From 1906 to 1944, Louisa Wade Wetherill and her husband John made their home among the Navajos of the Monument Valley area. Louisa’s neighbors gave her the name Asthon Sosi, “The Slim Woman”. Their respect for her was matched by her deep respect for their traditions, beliefs, and way of life. During their decades of mutual friendship, they worked together to preserve the ancient insights they had learned from their elders. Her voluminous records provide a window into an almost-vanished, authentic approach to life that is a powerful antidote to modern artificialities. The speaker, a great-grandson of the Wetherills, will present a synopsis of Slim Woman's interesting life as illustrated by historic family photographs.

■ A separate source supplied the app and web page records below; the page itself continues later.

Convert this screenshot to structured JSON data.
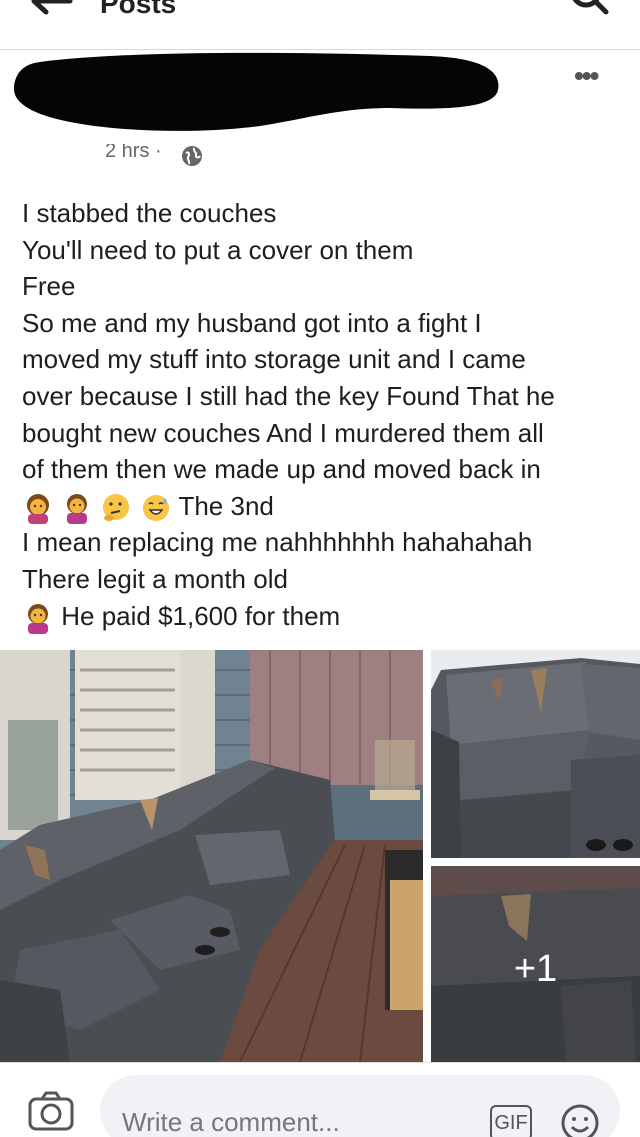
{
  "topbar": {
    "title": "Posts",
    "back_icon": "arrow-left-icon",
    "search_icon": "search-icon"
  },
  "post": {
    "timestamp": "2 hrs ·",
    "globe_icon": "globe-icon",
    "more_icon": "more-icon",
    "more_glyph": "•••",
    "lines": [
      "I stabbed the couches",
      "You'll need to put a cover on them",
      "Free",
      " So me and my husband got into a fight I",
      "moved my stuff into storage unit and I came",
      "over because I still had the key Found  That he",
      "bought new couches And I murdered them all",
      "of them then we made up and moved back in"
    ],
    "emoji_line_text": " The 3nd",
    "lines_after": [
      "I mean replacing me nahhhhhhh hahahahah",
      "There legit a month old"
    ],
    "last_line_text": " He paid $1,600 for them"
  },
  "photos": {
    "more_count": "+1"
  },
  "comment_bar": {
    "placeholder": "Write a comment...",
    "gif_label": "GIF"
  },
  "colors": {
    "text": "#1c1e21",
    "muted": "#65676b",
    "input_bg": "#f0f2f5"
  }
}
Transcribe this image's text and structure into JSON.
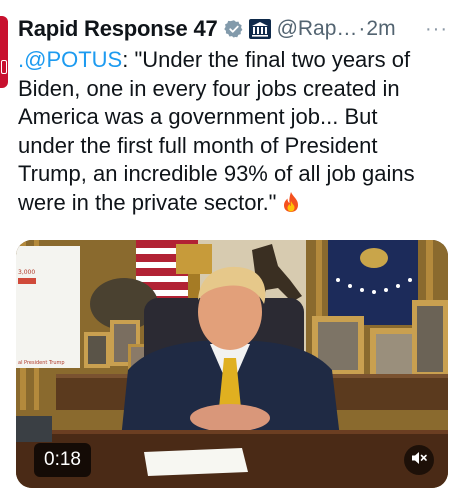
{
  "tweet": {
    "display_name": "Rapid Response 47",
    "handle": "@Rap…",
    "separator": "·",
    "timestamp": "2m",
    "more": "···",
    "text_lines": {
      "l1_mention": ".@POTUS",
      "l1_rest": ": \"Under the final two years of",
      "l2": "Biden, one in every four jobs created in",
      "l3": "America was a government job... But",
      "l4": "under the first full month of President",
      "l5": "Trump, an incredible 93% of all job gains",
      "l6": "were in the private sector.\""
    }
  },
  "media": {
    "duration": "0:18",
    "chart_label_top": "3,000",
    "chart_label_bottom": "al President Trump"
  },
  "icons": {
    "verified": "verified-badge-icon",
    "government": "government-building-icon",
    "fire": "fire-emoji-icon",
    "mute": "speaker-muted-icon",
    "more": "more-options-icon"
  },
  "colors": {
    "accent": "#1d9bf0",
    "verified_gray": "#829aab",
    "text": "#0f1419",
    "secondary_text": "#536471"
  }
}
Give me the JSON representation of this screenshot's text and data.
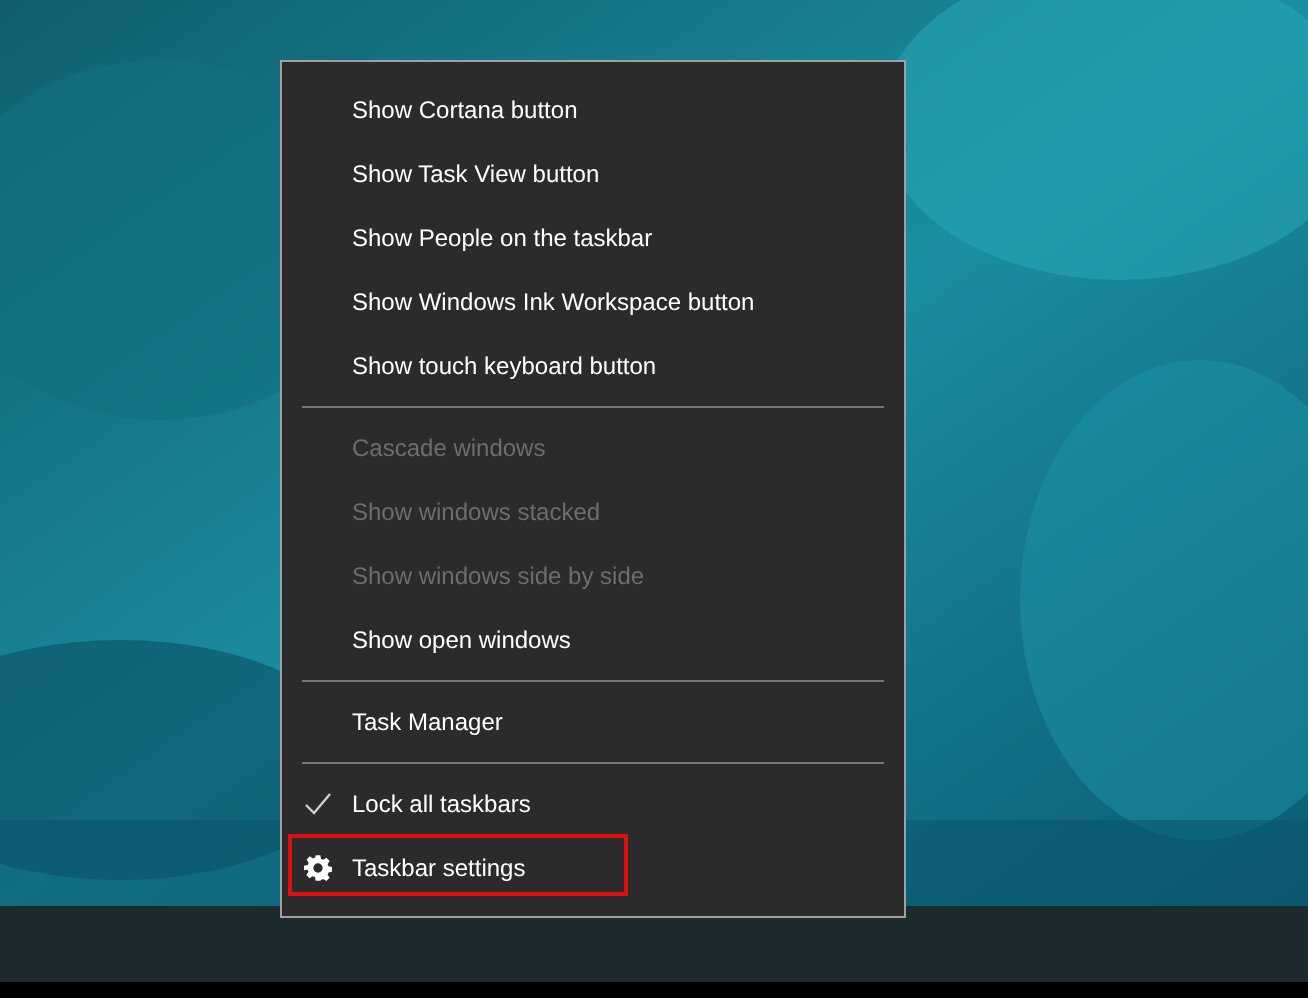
{
  "context_menu": {
    "items": [
      {
        "kind": "item",
        "label": "Show Cortana button",
        "disabled": false,
        "checked": false,
        "highlighted": false
      },
      {
        "kind": "item",
        "label": "Show Task View button",
        "disabled": false,
        "checked": false,
        "highlighted": false
      },
      {
        "kind": "item",
        "label": "Show People on the taskbar",
        "disabled": false,
        "checked": false,
        "highlighted": false
      },
      {
        "kind": "item",
        "label": "Show Windows Ink Workspace button",
        "disabled": false,
        "checked": false,
        "highlighted": false
      },
      {
        "kind": "item",
        "label": "Show touch keyboard button",
        "disabled": false,
        "checked": false,
        "highlighted": false
      },
      {
        "kind": "separator"
      },
      {
        "kind": "item",
        "label": "Cascade windows",
        "disabled": true,
        "checked": false,
        "highlighted": false
      },
      {
        "kind": "item",
        "label": "Show windows stacked",
        "disabled": true,
        "checked": false,
        "highlighted": false
      },
      {
        "kind": "item",
        "label": "Show windows side by side",
        "disabled": true,
        "checked": false,
        "highlighted": false
      },
      {
        "kind": "item",
        "label": "Show open windows",
        "disabled": false,
        "checked": false,
        "highlighted": false
      },
      {
        "kind": "separator"
      },
      {
        "kind": "item",
        "label": "Task Manager",
        "disabled": false,
        "checked": false,
        "highlighted": false
      },
      {
        "kind": "separator"
      },
      {
        "kind": "item",
        "label": "Lock all taskbars",
        "disabled": false,
        "checked": true,
        "highlighted": false
      },
      {
        "kind": "settings",
        "label": "Taskbar settings",
        "disabled": false,
        "checked": false,
        "highlighted": true
      }
    ]
  }
}
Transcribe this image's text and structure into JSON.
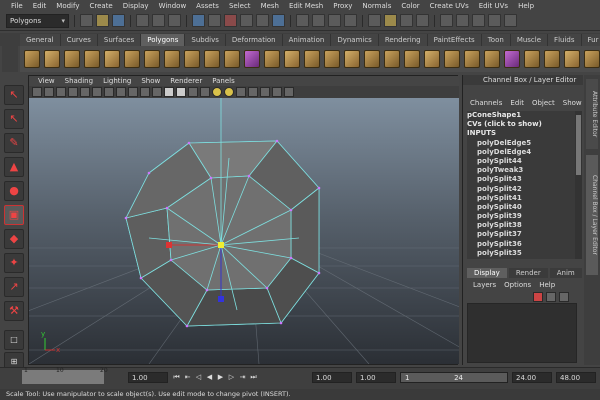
{
  "menubar": [
    "File",
    "Edit",
    "Modify",
    "Create",
    "Display",
    "Window",
    "Assets",
    "Select",
    "Mesh",
    "Edit Mesh",
    "Proxy",
    "Normals",
    "Color",
    "Create UVs",
    "Edit UVs",
    "Help"
  ],
  "mode_selector": "Polygons",
  "shelf_tabs": [
    "General",
    "Curves",
    "Surfaces",
    "Polygons",
    "Subdivs",
    "Deformation",
    "Animation",
    "Dynamics",
    "Rendering",
    "PaintEffects",
    "Toon",
    "Muscle",
    "Fluids",
    "Fur"
  ],
  "active_shelf_tab": "Polygons",
  "panel_menu": [
    "View",
    "Shading",
    "Lighting",
    "Show",
    "Renderer",
    "Panels"
  ],
  "channel_box": {
    "title": "Channel Box / Layer Editor",
    "menu": [
      "Channels",
      "Edit",
      "Object",
      "Show"
    ],
    "object_name": "pConeShape1",
    "cvs": "CVs (click to show)",
    "inputs_label": "INPUTS",
    "nodes": [
      "polyDelEdge5",
      "polyDelEdge4",
      "polySplit44",
      "polyTweak3",
      "polySplit43",
      "polySplit42",
      "polySplit41",
      "polySplit40",
      "polySplit39",
      "polySplit38",
      "polySplit37",
      "polySplit36",
      "polySplit35"
    ]
  },
  "layer_editor": {
    "tabs": [
      "Display",
      "Render",
      "Anim"
    ],
    "active_tab": "Display",
    "menu": [
      "Layers",
      "Options",
      "Help"
    ]
  },
  "side_tabs": [
    "Attribute Editor",
    "Channel Box / Layer Editor"
  ],
  "timeline": {
    "ticks": [
      "1",
      "10",
      "20"
    ],
    "start_field": "1.00",
    "current_field": "1.00",
    "range_start": "1.00",
    "range_start2": "1.00",
    "range_slider_start": "1",
    "range_slider_end": "24",
    "end_time": "24.00",
    "end_time2": "48.00"
  },
  "help_line": "Scale Tool: Use manipulator to scale object(s). Use edit mode to change pivot (INSERT).",
  "axis": {
    "x": "x",
    "y": "y"
  }
}
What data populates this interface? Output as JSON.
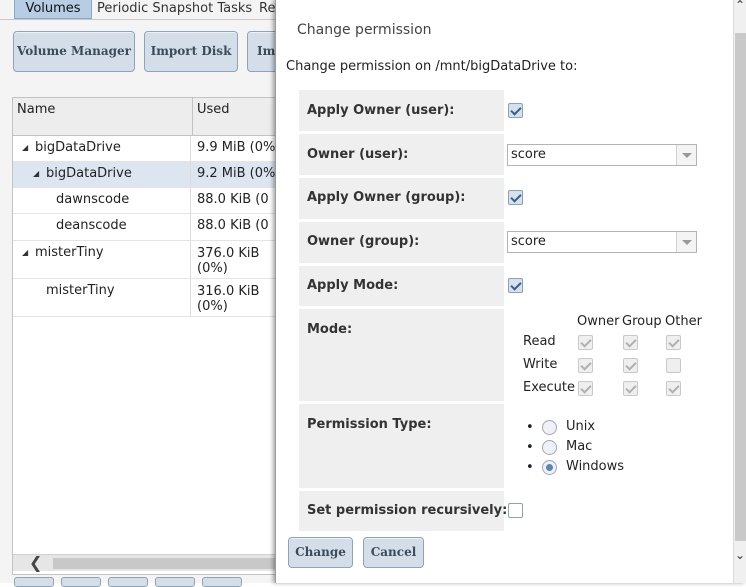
{
  "background": {
    "tabs": [
      "Volumes",
      "Periodic Snapshot Tasks",
      "Re"
    ],
    "toolbar": [
      "Volume Manager",
      "Import Disk",
      "Im"
    ],
    "grid": {
      "columns": [
        "Name",
        "Used"
      ],
      "rows": [
        {
          "name": "bigDataDrive",
          "used": "9.9 MiB (0%"
        },
        {
          "name": "bigDataDrive",
          "used": "9.2 MiB (0%"
        },
        {
          "name": "dawnscode",
          "used": "88.0 KiB (0"
        },
        {
          "name": "deanscode",
          "used": "88.0 KiB (0"
        },
        {
          "name": "misterTiny",
          "used": "376.0 KiB",
          "used2": "(0%)"
        },
        {
          "name": "misterTiny",
          "used": "316.0 KiB",
          "used2": "(0%)"
        }
      ]
    }
  },
  "dialog": {
    "title": "Change permission",
    "description": "Change permission on /mnt/bigDataDrive to:",
    "apply_owner_user_label": "Apply Owner (user):",
    "apply_owner_user_checked": true,
    "owner_user_label": "Owner (user):",
    "owner_user_value": "score",
    "apply_owner_group_label": "Apply Owner (group):",
    "apply_owner_group_checked": true,
    "owner_group_label": "Owner (group):",
    "owner_group_value": "score",
    "apply_mode_label": "Apply Mode:",
    "apply_mode_checked": true,
    "mode_label": "Mode:",
    "mode_columns": [
      "Owner",
      "Group",
      "Other"
    ],
    "mode_rows": [
      {
        "label": "Read",
        "owner": true,
        "group": true,
        "other": true
      },
      {
        "label": "Write",
        "owner": true,
        "group": true,
        "other": false
      },
      {
        "label": "Execute",
        "owner": true,
        "group": true,
        "other": true
      }
    ],
    "permission_type_label": "Permission Type:",
    "permission_types": [
      {
        "label": "Unix",
        "selected": false
      },
      {
        "label": "Mac",
        "selected": false
      },
      {
        "label": "Windows",
        "selected": true
      }
    ],
    "recursive_label": "Set permission recursively:",
    "recursive_checked": false,
    "change_button": "Change",
    "cancel_button": "Cancel"
  }
}
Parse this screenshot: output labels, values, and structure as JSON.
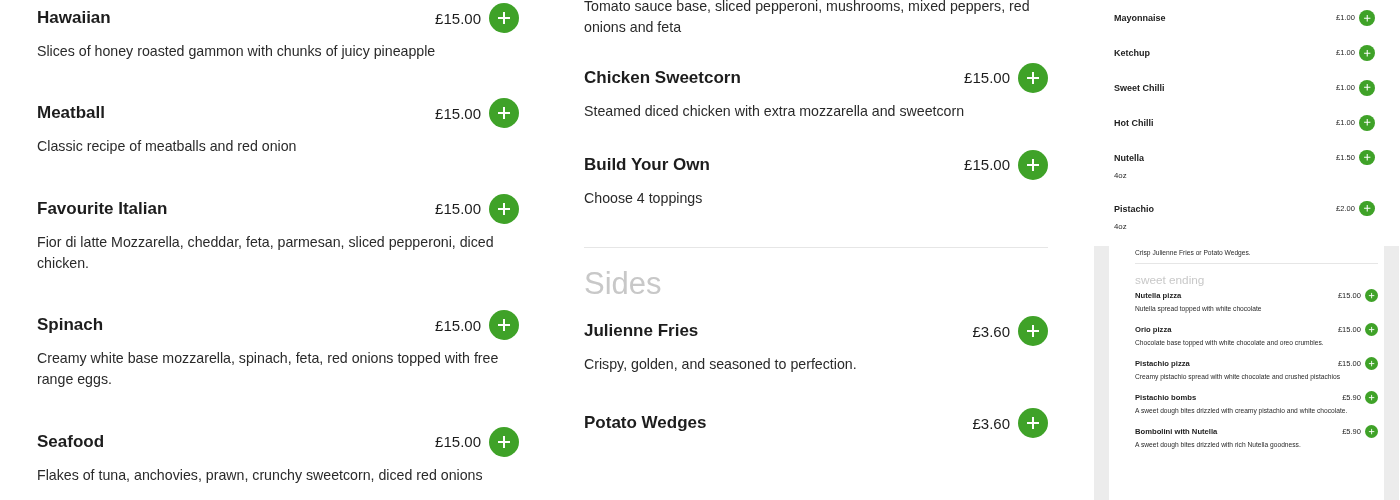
{
  "left_column": {
    "items": [
      {
        "name": "Hawaiian",
        "price": "£15.00",
        "description": "Slices of honey roasted gammon with chunks of juicy pineapple"
      },
      {
        "name": "Meatball",
        "price": "£15.00",
        "description": "Classic recipe of meatballs and red onion"
      },
      {
        "name": "Favourite Italian",
        "price": "£15.00",
        "description": "Fior di latte Mozzarella, cheddar, feta, parmesan, sliced pepperoni, diced chicken."
      },
      {
        "name": "Spinach",
        "price": "£15.00",
        "description": "Creamy white base mozzarella, spinach, feta, red onions topped with free range eggs."
      },
      {
        "name": "Seafood",
        "price": "£15.00",
        "description": "Flakes of tuna, anchovies, prawn, crunchy sweetcorn, diced red onions"
      }
    ]
  },
  "middle_column": {
    "top_description": "Tomato sauce base, sliced pepperoni, mushrooms, mixed peppers, red onions and feta",
    "items": [
      {
        "name": "Chicken Sweetcorn",
        "price": "£15.00",
        "description": "Steamed diced chicken with extra mozzarella and sweetcorn"
      },
      {
        "name": "Build Your Own",
        "price": "£15.00",
        "description": "Choose 4 toppings"
      }
    ],
    "section": {
      "title": "Sides",
      "items": [
        {
          "name": "Julienne Fries",
          "price": "£3.60",
          "description": "Crispy, golden, and seasoned to perfection."
        },
        {
          "name": "Potato Wedges",
          "price": "£3.60"
        }
      ]
    }
  },
  "preview_top": {
    "items": [
      {
        "name": "Mayonnaise",
        "price": "£1.00"
      },
      {
        "name": "Ketchup",
        "price": "£1.00"
      },
      {
        "name": "Sweet Chilli",
        "price": "£1.00"
      },
      {
        "name": "Hot Chilli",
        "price": "£1.00"
      },
      {
        "name": "Nutella",
        "price": "£1.50",
        "description": "4oz"
      },
      {
        "name": "Pistachio",
        "price": "£2.00",
        "description": "4oz"
      }
    ]
  },
  "preview_bottom": {
    "top_description": "Crisp Julienne Fries or Potato Wedges.",
    "section": {
      "title": "sweet ending",
      "items": [
        {
          "name": "Nutella pizza",
          "price": "£15.00",
          "description": "Nutella spread topped with white chocolate"
        },
        {
          "name": "Orio pizza",
          "price": "£15.00",
          "description": "Chocolate base topped with white chocolate and oreo crumbles."
        },
        {
          "name": "Pistachio pizza",
          "price": "£15.00",
          "description": "Creamy pistachio spread with white chocolate and crushed pistachios"
        },
        {
          "name": "Pistachio bombs",
          "price": "£5.90",
          "description": "A sweet dough bites drizzled with creamy pistachio and white chocolate."
        },
        {
          "name": "Bombolini with Nutella",
          "price": "£5.90",
          "description": "A sweet dough bites drizzled with rich Nutella goodness."
        }
      ]
    }
  }
}
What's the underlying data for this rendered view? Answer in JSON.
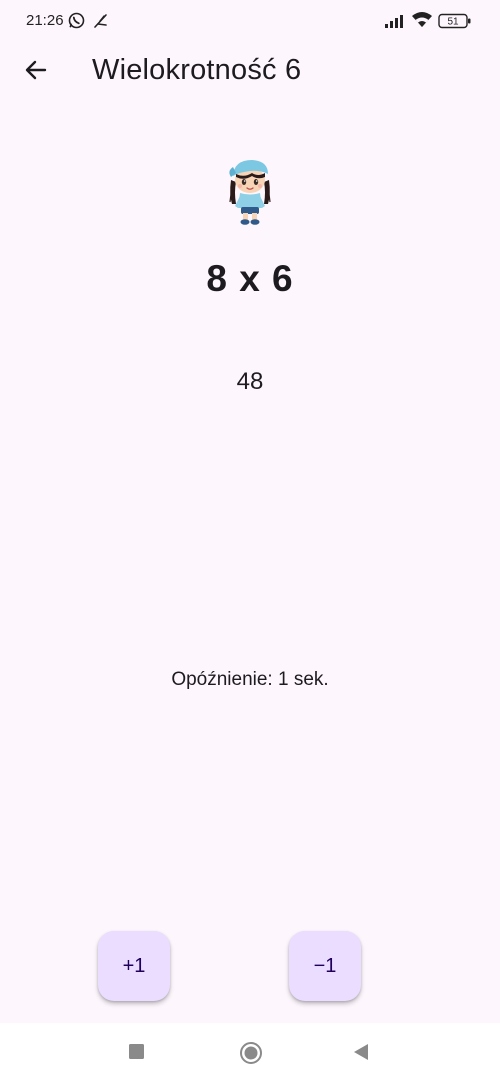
{
  "status_bar": {
    "time": "21:26",
    "battery": "51",
    "icons": [
      "whatsapp-icon",
      "feather-icon",
      "signal-icon",
      "wifi-icon",
      "battery-icon"
    ]
  },
  "app_bar": {
    "back_icon": "arrow-left-icon",
    "title": "Wielokrotność 6"
  },
  "main": {
    "avatar": "girl-character-image",
    "question": "8 x 6",
    "answer": "48",
    "delay_text": "Opóźnienie: 1 sek."
  },
  "buttons": {
    "plus_label": "+1",
    "minus_label": "−1"
  },
  "nav_bar": {
    "icons": [
      "recents-square-icon",
      "home-circle-icon",
      "back-triangle-icon"
    ]
  },
  "colors": {
    "background": "#fdf7fd",
    "button_bg": "#eaddff",
    "button_text": "#21005d",
    "text": "#1d1b20"
  }
}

Harvey Leake has, for many years, been researching the history of his pioneering ancestors, the Wetherills, who explored the Four Corners region, discovered archaeological sites, traded with Navajo Indians, and guided visitors into the backcountry. His investigations have taken him to libraries, archives, and the homes of family elders whose recollections, photographs, and memorabilia have brought the family story to life. He curated an exhibit that is currently showing at the Edge of the Cedars Museum in Blanding entitled “On the Gleaming Way: Slim Woman and the Kayenta Navajos.” Harvey was born and raised in Prescott, Arizona and is a semi-retired electrical engineer.